We just wanted to keep going. Each of the songs have their own other character that came through, they don’t all sound the same. We ended up staying out really late at the studio that night, I think it was like a 9 a.m. departure. We were really happy with it, and we released a few of the songs in the deluxe edition of Synthetica. I really wanted it to be heard as one piece because it’s quite meditative and stoner-friendly, same thing with the app, they’re both stoner-friendly.
C: As you all started exploring that familiar material in an unfamiliar way did you find anything surprising?
EH: Always. That’s something that amazes me about the craft of songwriting. The architecture of the song, if it’s built properly, can withstand all kinds of things. We’ve experienced that with our acoustic version of our songs. Oftentimes the most produced and synth-tastic songs are the ones that end up sounding the best acoustic.
For some reason the acoustic version of “Synthetica” the song has this sort of homey, almost country feel to it which was never the direction that it went previously. It was a similar process with our Reflections tracks, varying tempo and range, taking melodies and changing the phrasing changes the mood of what this other rendition is saying. There’s a certain thinly veiled math element that drives us to explore what’s possible in music. I am still in great awe of the three minute song.
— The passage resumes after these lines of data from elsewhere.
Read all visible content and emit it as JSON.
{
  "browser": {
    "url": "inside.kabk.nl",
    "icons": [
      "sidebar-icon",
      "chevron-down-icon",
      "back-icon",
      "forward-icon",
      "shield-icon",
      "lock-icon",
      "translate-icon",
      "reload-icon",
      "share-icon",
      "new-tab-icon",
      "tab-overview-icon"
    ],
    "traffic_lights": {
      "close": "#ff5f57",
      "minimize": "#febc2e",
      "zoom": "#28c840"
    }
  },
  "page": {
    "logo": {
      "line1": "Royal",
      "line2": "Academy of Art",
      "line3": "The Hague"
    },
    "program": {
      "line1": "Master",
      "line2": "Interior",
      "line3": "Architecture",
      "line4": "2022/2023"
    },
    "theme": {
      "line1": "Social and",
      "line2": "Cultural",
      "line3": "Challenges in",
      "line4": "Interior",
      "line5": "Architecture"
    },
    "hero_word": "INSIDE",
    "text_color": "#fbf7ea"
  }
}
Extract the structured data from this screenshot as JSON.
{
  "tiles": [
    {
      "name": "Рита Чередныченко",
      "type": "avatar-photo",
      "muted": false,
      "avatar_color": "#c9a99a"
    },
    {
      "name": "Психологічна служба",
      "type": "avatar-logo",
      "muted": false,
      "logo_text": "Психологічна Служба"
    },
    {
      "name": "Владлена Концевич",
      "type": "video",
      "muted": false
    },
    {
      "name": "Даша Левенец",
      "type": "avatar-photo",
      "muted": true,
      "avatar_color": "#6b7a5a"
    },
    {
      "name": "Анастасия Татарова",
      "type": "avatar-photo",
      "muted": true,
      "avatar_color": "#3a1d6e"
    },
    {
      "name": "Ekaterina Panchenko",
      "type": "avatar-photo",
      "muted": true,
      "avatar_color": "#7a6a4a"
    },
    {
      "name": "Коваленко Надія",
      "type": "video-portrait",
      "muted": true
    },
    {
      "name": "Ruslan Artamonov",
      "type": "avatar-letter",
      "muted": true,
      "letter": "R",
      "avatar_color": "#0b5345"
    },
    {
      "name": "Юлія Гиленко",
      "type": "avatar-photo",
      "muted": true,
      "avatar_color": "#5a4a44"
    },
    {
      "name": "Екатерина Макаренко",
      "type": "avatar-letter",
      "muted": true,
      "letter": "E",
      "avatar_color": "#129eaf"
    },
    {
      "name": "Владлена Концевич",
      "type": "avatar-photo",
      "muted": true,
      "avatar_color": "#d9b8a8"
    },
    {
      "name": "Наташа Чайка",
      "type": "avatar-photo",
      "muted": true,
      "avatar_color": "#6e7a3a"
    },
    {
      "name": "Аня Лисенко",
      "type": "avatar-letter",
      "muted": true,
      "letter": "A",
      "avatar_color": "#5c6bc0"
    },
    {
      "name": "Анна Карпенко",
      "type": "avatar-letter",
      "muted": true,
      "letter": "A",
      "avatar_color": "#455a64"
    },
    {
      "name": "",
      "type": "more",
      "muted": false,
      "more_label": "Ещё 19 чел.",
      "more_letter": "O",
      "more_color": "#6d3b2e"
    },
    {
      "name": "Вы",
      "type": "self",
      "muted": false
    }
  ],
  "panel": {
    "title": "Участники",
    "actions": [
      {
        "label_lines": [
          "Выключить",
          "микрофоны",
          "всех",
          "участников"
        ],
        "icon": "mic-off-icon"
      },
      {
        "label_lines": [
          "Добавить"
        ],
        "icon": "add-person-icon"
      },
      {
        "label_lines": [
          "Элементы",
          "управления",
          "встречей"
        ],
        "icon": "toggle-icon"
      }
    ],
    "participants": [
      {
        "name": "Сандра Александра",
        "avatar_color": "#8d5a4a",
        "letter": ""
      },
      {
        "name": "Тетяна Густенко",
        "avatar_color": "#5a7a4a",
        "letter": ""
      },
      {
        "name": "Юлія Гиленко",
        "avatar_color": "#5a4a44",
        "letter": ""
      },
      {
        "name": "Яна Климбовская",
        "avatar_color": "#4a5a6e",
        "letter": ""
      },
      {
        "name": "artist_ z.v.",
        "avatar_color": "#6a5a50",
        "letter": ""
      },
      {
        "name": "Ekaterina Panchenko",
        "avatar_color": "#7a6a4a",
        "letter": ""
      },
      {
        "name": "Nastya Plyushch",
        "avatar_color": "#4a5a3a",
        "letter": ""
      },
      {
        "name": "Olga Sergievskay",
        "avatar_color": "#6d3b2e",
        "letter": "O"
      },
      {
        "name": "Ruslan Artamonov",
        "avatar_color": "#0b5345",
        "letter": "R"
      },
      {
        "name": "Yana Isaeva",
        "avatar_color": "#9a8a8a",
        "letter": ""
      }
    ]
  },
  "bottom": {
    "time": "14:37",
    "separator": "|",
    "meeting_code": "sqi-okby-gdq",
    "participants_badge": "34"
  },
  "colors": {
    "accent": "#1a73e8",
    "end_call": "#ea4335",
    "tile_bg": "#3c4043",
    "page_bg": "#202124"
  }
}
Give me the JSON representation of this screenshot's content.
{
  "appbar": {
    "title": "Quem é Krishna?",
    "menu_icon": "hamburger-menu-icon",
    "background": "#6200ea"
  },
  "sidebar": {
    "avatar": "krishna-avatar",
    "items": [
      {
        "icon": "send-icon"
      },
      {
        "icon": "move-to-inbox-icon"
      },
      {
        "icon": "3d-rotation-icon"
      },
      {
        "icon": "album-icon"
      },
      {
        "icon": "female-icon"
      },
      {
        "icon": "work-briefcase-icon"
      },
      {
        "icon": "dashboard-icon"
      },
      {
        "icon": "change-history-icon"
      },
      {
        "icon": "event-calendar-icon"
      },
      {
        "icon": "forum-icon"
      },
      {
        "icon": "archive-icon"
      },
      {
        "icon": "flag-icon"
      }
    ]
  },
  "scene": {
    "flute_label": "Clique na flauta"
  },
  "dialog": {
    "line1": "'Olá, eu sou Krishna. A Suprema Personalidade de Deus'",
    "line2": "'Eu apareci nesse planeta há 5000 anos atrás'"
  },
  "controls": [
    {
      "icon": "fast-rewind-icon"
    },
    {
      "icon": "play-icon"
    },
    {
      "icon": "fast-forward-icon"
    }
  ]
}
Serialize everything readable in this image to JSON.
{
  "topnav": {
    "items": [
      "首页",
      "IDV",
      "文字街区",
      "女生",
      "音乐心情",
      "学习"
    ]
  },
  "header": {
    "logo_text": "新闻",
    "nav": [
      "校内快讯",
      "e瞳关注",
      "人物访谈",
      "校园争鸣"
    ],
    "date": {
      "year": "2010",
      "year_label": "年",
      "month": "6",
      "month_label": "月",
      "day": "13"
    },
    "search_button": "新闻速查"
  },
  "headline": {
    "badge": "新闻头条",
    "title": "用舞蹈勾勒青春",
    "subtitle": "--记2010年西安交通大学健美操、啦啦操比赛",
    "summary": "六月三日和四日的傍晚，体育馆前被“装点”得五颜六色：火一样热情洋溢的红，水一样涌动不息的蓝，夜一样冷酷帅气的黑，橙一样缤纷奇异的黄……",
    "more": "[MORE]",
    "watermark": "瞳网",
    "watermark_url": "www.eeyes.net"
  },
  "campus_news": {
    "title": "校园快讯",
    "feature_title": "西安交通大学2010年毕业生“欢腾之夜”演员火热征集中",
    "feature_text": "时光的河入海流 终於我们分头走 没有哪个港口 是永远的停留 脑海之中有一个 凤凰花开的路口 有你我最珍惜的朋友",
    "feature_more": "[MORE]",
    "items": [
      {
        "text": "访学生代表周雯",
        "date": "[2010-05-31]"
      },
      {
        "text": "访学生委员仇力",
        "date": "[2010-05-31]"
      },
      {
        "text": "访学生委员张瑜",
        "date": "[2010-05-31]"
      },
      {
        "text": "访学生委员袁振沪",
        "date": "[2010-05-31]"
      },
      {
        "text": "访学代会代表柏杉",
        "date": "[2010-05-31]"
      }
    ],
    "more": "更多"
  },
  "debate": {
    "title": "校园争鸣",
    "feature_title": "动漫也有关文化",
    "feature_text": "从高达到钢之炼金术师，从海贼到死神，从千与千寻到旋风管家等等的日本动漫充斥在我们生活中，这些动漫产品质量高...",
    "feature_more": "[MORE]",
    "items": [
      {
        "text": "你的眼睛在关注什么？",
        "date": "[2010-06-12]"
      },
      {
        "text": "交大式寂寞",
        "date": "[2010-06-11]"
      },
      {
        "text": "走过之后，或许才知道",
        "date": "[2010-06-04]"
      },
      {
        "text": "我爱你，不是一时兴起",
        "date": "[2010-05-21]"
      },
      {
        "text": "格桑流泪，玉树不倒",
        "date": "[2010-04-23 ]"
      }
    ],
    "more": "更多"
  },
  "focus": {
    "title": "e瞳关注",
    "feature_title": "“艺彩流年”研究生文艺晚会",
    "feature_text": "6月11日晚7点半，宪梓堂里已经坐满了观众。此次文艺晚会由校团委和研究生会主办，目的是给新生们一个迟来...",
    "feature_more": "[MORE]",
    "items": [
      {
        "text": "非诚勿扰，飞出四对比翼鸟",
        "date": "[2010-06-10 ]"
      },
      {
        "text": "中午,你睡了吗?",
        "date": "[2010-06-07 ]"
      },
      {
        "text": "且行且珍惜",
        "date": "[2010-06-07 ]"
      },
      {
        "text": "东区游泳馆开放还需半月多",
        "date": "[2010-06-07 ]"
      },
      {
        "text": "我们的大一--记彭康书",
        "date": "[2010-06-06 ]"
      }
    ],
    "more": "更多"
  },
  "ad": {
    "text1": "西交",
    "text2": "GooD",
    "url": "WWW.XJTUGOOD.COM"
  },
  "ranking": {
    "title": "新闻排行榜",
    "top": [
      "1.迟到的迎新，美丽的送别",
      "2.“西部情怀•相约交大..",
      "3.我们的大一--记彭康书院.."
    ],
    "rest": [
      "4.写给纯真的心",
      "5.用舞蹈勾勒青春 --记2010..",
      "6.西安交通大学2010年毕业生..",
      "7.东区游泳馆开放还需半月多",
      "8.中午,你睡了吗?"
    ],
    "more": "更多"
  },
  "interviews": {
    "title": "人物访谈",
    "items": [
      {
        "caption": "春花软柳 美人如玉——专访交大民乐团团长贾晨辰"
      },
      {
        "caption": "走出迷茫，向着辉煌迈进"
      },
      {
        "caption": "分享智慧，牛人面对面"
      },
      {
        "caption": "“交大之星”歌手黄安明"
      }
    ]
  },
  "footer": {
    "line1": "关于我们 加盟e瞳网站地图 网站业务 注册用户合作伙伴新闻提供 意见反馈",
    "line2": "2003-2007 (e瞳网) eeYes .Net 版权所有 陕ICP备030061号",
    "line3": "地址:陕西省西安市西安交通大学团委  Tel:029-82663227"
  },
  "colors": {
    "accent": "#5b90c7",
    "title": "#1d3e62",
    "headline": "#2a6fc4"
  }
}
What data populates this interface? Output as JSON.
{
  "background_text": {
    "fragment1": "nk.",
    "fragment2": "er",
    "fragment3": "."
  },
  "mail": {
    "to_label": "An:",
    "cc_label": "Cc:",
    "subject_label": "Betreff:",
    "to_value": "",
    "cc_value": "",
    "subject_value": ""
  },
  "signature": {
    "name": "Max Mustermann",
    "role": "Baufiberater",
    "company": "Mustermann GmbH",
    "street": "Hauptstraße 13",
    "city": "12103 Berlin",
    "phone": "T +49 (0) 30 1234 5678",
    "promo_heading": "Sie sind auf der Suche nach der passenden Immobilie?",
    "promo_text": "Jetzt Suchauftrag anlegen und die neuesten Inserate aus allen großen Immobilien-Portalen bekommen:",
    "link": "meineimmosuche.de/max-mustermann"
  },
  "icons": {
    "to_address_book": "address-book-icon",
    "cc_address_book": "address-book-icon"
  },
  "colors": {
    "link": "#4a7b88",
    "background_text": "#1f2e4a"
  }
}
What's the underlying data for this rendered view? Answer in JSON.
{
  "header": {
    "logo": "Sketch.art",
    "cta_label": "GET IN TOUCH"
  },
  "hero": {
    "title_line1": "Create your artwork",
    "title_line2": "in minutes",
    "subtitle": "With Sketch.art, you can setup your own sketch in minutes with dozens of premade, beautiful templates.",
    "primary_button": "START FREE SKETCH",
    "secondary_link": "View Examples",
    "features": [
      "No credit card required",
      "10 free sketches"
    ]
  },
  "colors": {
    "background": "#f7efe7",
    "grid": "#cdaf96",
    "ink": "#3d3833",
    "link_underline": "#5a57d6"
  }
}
C: Can we expect to hear any new material on this tour?
EH: Actually yeah, it’s been new-old. It’s been a really interesting tour. These really big shows with Paramore are excellent with great crowds, great venues, and loads of energy, it’s like getting to play a festival show every night. Then on the side we booked a bunch of smaller theater shows to sort of return to the earlier days of the band. They have been really exciting for us to play stuff we haven’t played since 2005 and seeing how those songs fit with the rest of the repertoire and how far we’ve come since those days. It’s a nice combination of things; they’re not new but the songs do feel new. They feel fresh which is an incredible thing.
I’m excited about ending out this year on a really high note. There’s a lot of new people discovering our band and what we represent, how we’ve done things and managed to be ourselves through all the years. I’m excited for what’s next. It’s wide open.